* _Record set_
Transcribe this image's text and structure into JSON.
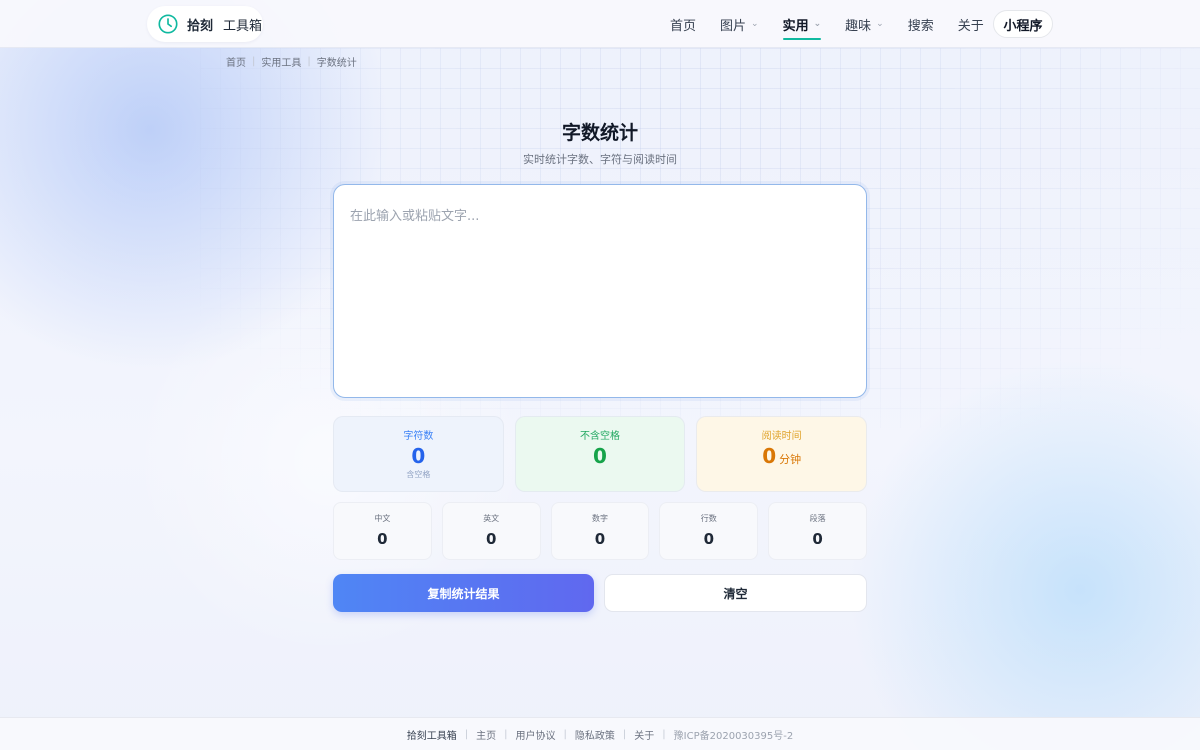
{
  "header": {
    "logo_name": "拾刻",
    "logo_sub": "工具箱",
    "nav": [
      {
        "label": "首页",
        "chevron": false,
        "active": false
      },
      {
        "label": "图片",
        "chevron": true,
        "active": false
      },
      {
        "label": "实用",
        "chevron": true,
        "active": true
      },
      {
        "label": "趣味",
        "chevron": true,
        "active": false
      },
      {
        "label": "搜索",
        "chevron": false,
        "active": false
      },
      {
        "label": "关于",
        "chevron": false,
        "active": false
      }
    ],
    "mini_program": "小程序"
  },
  "breadcrumb": [
    "首页",
    "实用工具",
    "字数统计"
  ],
  "page": {
    "title": "字数统计",
    "subtitle": "实时统计字数、字符与阅读时间"
  },
  "input": {
    "placeholder": "在此输入或粘贴文字...",
    "value": ""
  },
  "stats": {
    "chars": {
      "label": "字符数",
      "value": "0",
      "note": "含空格"
    },
    "no_space": {
      "label": "不含空格",
      "value": "0"
    },
    "reading": {
      "label": "阅读时间",
      "value": "0",
      "unit": "分钟"
    }
  },
  "details": [
    {
      "label": "中文",
      "value": "0"
    },
    {
      "label": "英文",
      "value": "0"
    },
    {
      "label": "数字",
      "value": "0"
    },
    {
      "label": "行数",
      "value": "0"
    },
    {
      "label": "段落",
      "value": "0"
    }
  ],
  "actions": {
    "copy": "复制统计结果",
    "clear": "清空"
  },
  "footer": {
    "brand": "拾刻工具箱",
    "links": [
      "主页",
      "用户协议",
      "隐私政策",
      "关于"
    ],
    "icp": "豫ICP备2020030395号-2"
  },
  "colors": {
    "accent": "#10b9a0",
    "primary_start": "#4f86f5",
    "primary_end": "#6068ef",
    "blue": "#2563eb",
    "green": "#16a34a",
    "orange": "#d97706"
  },
  "icons": {
    "logo": "clock-icon",
    "nav_chevron": "chevron-down-icon"
  }
}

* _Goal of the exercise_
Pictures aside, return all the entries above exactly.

* _Expected output_
Transcribe this image's text and structure into JSON.
{
  "header": {
    "logo_name": "拾刻",
    "logo_sub": "工具箱",
    "nav": [
      {
        "label": "首页",
        "chevron": false,
        "active": false
      },
      {
        "label": "图片",
        "chevron": true,
        "active": false
      },
      {
        "label": "实用",
        "chevron": true,
        "active": true
      },
      {
        "label": "趣味",
        "chevron": true,
        "active": false
      },
      {
        "label": "搜索",
        "chevron": false,
        "active": false
      },
      {
        "label": "关于",
        "chevron": false,
        "active": false
      }
    ],
    "mini_program": "小程序"
  },
  "breadcrumb": [
    "首页",
    "实用工具",
    "字数统计"
  ],
  "page": {
    "title": "字数统计",
    "subtitle": "实时统计字数、字符与阅读时间"
  },
  "input": {
    "placeholder": "在此输入或粘贴文字...",
    "value": ""
  },
  "stats": {
    "chars": {
      "label": "字符数",
      "value": "0",
      "note": "含空格"
    },
    "no_space": {
      "label": "不含空格",
      "value": "0"
    },
    "reading": {
      "label": "阅读时间",
      "value": "0",
      "unit": "分钟"
    }
  },
  "details": [
    {
      "label": "中文",
      "value": "0"
    },
    {
      "label": "英文",
      "value": "0"
    },
    {
      "label": "数字",
      "value": "0"
    },
    {
      "label": "行数",
      "value": "0"
    },
    {
      "label": "段落",
      "value": "0"
    }
  ],
  "actions": {
    "copy": "复制统计结果",
    "clear": "清空"
  },
  "footer": {
    "brand": "拾刻工具箱",
    "links": [
      "主页",
      "用户协议",
      "隐私政策",
      "关于"
    ],
    "icp": "豫ICP备2020030395号-2"
  },
  "colors": {
    "accent": "#10b9a0",
    "primary_start": "#4f86f5",
    "primary_end": "#6068ef",
    "blue": "#2563eb",
    "green": "#16a34a",
    "orange": "#d97706"
  },
  "icons": {
    "logo": "clock-icon",
    "nav_chevron": "chevron-down-icon"
  }
}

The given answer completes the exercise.